Ask Thomas what his favourite clothes are and you get a quick answer: “As little clothing as possible.” Which gives him the opportunity to flash the many tattoos decorating his body? “I don’t have them to flash them or to provoke people. In fact, they’ve been done so that they are hidden when I wear a longs-sleeved shirt and a pair of trousers. I’ve no desire for a dragon on my throat.”
Despite this, aren’t they just random, marker pen stuff?
“I think that maybe I started with some really horrible stuff. But when I was 30, I met an artist who could do something special. He bases his work on the contours of your body and all of its bumps and spots. It’s important for me that my body’s tattoos don’t follow a trend. They have to be around for as long as I’m around, And I think they’re a good-looking part of me.”

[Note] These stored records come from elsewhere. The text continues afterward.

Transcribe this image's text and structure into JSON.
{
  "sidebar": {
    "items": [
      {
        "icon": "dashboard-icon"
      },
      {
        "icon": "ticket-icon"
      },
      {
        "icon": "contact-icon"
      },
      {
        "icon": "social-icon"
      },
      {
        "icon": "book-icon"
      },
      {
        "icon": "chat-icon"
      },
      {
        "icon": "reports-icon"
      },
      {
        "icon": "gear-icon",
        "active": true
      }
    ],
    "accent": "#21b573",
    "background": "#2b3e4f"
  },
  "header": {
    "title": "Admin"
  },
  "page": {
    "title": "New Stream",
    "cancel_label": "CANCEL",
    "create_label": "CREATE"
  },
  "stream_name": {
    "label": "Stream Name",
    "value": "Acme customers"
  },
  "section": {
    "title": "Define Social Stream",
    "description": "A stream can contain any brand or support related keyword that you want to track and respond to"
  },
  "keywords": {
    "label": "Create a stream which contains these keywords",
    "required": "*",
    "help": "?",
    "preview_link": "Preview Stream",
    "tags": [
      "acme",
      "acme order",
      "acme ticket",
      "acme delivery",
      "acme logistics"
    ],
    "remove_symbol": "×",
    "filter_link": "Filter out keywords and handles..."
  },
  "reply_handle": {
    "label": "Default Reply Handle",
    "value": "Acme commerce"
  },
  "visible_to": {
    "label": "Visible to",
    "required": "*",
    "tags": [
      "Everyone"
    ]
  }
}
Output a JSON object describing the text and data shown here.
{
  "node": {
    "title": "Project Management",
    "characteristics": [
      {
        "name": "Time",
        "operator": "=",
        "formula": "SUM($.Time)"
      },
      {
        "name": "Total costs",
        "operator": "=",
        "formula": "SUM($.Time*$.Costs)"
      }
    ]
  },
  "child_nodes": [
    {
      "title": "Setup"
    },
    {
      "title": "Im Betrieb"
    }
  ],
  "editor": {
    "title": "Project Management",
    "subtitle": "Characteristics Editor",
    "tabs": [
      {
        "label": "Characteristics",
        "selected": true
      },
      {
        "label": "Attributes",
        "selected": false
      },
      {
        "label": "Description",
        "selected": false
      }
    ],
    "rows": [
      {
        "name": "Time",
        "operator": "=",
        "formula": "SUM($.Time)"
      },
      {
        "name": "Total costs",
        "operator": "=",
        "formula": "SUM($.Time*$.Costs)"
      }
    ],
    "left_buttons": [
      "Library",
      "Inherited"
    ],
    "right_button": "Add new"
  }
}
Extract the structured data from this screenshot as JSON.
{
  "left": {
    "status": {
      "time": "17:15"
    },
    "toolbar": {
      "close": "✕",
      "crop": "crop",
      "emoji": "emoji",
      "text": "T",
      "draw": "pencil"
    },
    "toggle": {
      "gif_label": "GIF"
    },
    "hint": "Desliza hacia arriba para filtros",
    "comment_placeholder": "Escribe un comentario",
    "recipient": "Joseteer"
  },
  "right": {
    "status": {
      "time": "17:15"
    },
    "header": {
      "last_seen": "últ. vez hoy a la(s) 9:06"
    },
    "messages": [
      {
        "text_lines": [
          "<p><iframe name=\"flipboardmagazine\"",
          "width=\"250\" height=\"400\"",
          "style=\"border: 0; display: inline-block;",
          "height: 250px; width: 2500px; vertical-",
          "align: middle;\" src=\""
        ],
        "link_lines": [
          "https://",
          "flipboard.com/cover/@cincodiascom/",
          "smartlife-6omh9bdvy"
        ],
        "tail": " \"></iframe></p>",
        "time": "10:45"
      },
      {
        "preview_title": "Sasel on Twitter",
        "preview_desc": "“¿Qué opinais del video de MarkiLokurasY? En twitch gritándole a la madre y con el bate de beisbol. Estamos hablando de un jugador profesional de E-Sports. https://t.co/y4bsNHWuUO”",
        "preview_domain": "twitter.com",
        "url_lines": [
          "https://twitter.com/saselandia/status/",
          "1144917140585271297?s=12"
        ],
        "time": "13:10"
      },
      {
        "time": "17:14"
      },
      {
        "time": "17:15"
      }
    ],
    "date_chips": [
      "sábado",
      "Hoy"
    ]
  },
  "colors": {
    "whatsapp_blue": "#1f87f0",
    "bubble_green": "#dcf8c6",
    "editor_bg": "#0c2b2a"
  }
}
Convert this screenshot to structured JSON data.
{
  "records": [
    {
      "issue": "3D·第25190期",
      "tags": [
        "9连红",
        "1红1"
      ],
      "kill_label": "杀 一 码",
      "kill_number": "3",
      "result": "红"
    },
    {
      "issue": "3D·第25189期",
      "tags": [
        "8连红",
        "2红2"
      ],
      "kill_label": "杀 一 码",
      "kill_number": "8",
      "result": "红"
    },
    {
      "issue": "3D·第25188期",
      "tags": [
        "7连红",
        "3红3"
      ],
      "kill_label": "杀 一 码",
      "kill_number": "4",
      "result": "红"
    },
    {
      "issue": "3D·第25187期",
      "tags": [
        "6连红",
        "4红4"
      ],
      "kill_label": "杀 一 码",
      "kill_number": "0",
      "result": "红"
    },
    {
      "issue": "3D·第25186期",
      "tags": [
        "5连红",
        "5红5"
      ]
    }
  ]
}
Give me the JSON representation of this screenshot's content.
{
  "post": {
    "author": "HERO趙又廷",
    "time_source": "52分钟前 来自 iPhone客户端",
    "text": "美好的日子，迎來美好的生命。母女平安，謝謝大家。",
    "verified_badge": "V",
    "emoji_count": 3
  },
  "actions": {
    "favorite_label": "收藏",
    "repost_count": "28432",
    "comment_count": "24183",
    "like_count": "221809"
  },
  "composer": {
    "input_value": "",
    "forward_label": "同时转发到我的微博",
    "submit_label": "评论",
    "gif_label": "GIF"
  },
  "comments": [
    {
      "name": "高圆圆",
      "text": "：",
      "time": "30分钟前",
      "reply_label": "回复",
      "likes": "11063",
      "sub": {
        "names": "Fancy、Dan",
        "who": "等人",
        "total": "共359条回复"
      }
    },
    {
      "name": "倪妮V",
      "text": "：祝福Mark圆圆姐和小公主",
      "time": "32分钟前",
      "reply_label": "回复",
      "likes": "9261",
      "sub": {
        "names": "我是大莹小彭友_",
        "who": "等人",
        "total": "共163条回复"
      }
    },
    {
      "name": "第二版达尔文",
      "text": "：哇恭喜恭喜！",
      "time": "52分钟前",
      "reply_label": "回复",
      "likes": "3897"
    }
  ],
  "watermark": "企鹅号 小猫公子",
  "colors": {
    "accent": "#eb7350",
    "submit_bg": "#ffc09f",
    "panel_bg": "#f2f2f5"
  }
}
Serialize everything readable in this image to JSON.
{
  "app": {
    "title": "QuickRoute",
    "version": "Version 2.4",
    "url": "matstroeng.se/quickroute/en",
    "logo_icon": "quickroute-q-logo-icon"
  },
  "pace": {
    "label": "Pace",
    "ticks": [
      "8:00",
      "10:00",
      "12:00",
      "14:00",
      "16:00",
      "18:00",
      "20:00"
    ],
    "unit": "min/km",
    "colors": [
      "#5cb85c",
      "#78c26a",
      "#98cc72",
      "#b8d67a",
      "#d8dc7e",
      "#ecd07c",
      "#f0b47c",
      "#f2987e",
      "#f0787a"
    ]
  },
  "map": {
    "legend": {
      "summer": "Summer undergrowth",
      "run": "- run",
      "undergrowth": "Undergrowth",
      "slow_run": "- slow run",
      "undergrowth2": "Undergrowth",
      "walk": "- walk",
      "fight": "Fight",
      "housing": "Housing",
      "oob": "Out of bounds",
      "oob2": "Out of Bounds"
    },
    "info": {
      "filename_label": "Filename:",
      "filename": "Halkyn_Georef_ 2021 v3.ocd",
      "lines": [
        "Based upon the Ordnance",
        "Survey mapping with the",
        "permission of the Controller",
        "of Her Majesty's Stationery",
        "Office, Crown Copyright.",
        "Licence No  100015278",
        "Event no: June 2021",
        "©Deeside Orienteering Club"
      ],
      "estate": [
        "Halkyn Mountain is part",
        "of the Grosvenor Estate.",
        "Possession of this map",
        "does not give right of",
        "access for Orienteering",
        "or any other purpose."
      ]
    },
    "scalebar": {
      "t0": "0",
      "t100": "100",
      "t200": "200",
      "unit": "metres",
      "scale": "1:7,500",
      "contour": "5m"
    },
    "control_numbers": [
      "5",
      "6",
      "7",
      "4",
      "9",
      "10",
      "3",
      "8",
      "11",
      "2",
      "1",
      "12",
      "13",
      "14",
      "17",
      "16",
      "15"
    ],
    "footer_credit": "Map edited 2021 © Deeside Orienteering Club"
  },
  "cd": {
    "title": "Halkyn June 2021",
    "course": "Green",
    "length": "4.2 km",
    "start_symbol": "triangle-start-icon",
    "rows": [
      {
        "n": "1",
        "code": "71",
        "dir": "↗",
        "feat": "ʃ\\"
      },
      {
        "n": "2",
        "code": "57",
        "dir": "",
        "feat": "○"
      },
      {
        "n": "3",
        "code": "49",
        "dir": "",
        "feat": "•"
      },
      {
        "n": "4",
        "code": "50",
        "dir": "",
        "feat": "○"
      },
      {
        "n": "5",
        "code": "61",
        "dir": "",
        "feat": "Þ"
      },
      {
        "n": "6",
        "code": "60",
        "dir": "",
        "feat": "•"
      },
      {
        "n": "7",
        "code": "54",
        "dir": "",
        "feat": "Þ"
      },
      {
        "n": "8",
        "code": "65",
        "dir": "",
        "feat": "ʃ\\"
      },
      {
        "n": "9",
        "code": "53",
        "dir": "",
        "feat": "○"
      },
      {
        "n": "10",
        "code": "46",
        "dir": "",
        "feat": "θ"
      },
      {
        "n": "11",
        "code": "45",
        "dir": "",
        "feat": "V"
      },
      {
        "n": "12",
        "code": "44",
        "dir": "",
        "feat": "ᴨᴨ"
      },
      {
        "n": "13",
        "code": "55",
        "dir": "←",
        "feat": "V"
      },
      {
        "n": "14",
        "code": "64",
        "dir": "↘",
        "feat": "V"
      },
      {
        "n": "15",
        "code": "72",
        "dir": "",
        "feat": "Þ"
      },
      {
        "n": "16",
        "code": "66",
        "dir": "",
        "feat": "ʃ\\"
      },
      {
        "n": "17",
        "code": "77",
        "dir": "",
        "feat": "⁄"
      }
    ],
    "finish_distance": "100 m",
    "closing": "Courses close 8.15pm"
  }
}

Kilimanjaro wearing five fingers
As Thomas Rode approaches 50, he has started to wear ordinary shoes as well, however, only when the situation requires it. “It’s difficult to get used to, but it’s important for me that I wear footwear that makes a statement, which means now and then I wear a pair of shoes that are more appropriate. But I’m going to climb Kilimanjaro with Climb for Charity and the Child Accident Prevention Foundation very soon, and I’m thinking about doing it in five fingers. It’s not to make a statement but because I believe wearing them is best for getting up the mountain. I also have a pair of boots for the last stage, where I think my five fingers won’t be able to hack it.”
Born in Southern Jutland in Denmark in 1968.
Founder of the food club rigtigmad.dk.
Together with Thilde Maarbjerg, owner of the company Rode & Maarbjerg, a business that makes presentations, publishes books and much more.
Director and master chef at restaurant Kong Hans Kælder for almost 18 years.
Author of books on functional training and stone-age food
‘Functional lifestyle mentor’ at international spa hotel Kurhotel Skodsborg, located north of Copenhagen.
Participated in countless TV programmes.
Married to Thilde Maarbjerg, sommelier.
Two children from a previous marriage, Chili and Frej.